Nickel is a ferromagnetic material and its magnetic permeability results in a higher skin effect resistance than that of copper. In other words the skin-effect resistance on the upper (nickel plated) surface of the trace will be much higher than that of the (copper) core side. Additionally, copper's resistivity (at room temperature) is 1.7 x 10-8 ohm metre, with that of nickel over four times greater at 7 x 10-8 ohm metre.
Current distribution at high frequencies
At low frequencies current in a conductor follows the path of least resistance, at high frequencies it follows the path of least inductance (inductive impedance increases with frequency). At high frequencies the distribution of current around the pcb trace is largely unaffected by the difference in skin effect resistance of the different trace metals.
Resistive trace loss in nickel will be several times that in copper (in the region of three times as great at frequencies around 1GHz). Resistive loss in a conductor causes a rising slope in a TDR waveform. Any series resistance will appear as a ramp in the TDR waveform with impedance increasing linearly with distance. Series resistance simply adds to the characteristic impedance over the length of the waveform. The DC resistance of the trace combines with the high frequency skin effect to reduce the effective cross-sectional area of the trace.
(In some items of TDR measuring equipment, series loss can be compensated for by adjusting the slope of the waveform by a specified number of ohms/horizontal unit. This cancels out the series resistance leaving the true characteristic impedance displayed. The Polar Controlled Impedance Test System provides compensation for this effect. Series loss may be distinguished from the case of a slightly tapered track by testing from both ends of the trace. In the case of series loss the impedance waveform will appear to have the same rising slope when tested from either end.)
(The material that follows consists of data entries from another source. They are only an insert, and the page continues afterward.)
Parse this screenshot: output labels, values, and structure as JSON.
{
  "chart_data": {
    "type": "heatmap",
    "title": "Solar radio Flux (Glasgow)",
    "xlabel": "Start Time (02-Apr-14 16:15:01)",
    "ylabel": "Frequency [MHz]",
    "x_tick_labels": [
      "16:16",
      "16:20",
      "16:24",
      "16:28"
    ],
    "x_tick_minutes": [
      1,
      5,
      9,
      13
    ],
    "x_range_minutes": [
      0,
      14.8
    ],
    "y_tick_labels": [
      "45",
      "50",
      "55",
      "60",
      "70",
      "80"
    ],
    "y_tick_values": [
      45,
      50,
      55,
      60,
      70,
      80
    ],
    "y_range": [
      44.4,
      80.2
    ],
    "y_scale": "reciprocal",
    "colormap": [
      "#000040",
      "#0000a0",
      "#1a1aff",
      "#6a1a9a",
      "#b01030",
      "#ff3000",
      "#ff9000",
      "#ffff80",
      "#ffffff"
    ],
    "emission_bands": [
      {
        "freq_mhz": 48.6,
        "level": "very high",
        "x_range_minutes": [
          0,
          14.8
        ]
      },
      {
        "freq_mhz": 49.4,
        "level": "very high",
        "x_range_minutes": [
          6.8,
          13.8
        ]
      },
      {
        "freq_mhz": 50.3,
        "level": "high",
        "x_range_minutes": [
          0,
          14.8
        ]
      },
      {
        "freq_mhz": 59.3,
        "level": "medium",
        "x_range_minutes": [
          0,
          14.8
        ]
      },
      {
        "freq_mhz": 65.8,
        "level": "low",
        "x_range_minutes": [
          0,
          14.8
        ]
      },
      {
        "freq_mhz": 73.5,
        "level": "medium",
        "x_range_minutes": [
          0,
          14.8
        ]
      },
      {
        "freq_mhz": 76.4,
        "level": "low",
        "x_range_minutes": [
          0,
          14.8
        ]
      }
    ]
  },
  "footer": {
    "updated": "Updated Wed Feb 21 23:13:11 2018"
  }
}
Selective nickel plating
The cost of nickel plating, then, is a reduction in usable pcb trace length. The effective usable length of a PCB trace at high frequencies is roughly inversely proportional to the resistive trace loss. At or around 1GHz nickel plating a PCB microstrip trace reduces the useful length of the trace by a factor of three.
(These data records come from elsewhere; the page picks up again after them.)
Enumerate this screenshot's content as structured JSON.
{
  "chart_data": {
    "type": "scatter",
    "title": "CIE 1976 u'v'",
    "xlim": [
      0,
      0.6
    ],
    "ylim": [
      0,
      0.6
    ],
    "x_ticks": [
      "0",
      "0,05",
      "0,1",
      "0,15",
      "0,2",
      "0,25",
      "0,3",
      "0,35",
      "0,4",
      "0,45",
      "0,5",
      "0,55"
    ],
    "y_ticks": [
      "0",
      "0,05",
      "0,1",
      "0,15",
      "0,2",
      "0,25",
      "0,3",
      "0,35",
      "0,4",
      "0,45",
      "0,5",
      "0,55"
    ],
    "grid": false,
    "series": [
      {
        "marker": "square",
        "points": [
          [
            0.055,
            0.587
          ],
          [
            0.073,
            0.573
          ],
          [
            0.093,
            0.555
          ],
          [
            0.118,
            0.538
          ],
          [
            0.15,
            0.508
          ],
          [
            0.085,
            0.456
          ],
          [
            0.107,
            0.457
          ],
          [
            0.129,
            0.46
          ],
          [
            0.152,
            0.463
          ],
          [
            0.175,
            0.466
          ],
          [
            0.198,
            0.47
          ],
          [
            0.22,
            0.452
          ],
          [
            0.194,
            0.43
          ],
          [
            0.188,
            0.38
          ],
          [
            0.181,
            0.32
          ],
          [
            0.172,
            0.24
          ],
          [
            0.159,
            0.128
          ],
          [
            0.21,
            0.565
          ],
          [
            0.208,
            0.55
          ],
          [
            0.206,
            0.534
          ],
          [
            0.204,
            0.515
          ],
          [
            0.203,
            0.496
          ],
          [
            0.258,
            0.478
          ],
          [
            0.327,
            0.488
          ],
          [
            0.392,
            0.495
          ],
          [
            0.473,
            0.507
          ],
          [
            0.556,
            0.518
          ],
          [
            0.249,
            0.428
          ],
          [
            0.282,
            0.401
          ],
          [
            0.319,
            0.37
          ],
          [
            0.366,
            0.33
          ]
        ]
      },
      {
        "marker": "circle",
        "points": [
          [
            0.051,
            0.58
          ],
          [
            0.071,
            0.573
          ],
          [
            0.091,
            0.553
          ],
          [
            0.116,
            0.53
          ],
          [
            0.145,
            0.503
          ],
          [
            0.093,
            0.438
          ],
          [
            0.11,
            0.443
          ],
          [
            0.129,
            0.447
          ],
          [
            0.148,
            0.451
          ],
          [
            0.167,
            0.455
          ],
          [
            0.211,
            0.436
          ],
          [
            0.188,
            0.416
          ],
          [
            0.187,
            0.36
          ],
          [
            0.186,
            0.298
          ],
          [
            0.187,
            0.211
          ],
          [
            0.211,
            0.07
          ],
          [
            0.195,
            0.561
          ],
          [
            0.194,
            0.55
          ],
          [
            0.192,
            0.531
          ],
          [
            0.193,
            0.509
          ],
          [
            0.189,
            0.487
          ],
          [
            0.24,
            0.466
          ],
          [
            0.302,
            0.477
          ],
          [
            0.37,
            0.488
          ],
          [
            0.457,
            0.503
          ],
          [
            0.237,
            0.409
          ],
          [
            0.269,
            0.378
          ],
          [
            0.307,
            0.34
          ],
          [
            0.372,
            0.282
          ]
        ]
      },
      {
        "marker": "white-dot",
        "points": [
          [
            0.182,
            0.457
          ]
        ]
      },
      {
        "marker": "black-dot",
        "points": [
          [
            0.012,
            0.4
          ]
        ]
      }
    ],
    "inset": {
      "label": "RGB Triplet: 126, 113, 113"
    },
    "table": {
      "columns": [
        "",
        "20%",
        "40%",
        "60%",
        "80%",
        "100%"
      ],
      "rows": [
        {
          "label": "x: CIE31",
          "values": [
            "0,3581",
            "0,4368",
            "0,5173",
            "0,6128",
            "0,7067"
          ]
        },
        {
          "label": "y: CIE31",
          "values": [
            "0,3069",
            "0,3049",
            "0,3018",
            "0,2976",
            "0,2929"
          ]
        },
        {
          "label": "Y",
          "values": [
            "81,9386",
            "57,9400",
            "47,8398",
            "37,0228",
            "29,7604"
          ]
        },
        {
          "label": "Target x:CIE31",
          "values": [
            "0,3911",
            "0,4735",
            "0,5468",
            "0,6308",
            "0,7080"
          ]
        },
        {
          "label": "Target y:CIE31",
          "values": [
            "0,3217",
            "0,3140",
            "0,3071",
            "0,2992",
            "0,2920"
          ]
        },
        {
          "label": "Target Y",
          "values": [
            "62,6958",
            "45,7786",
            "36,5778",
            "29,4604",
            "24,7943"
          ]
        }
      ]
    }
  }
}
The effect can be minimised by selective plating with nickel and gold, arranging that only pads and edge contacts of the circuit are plated.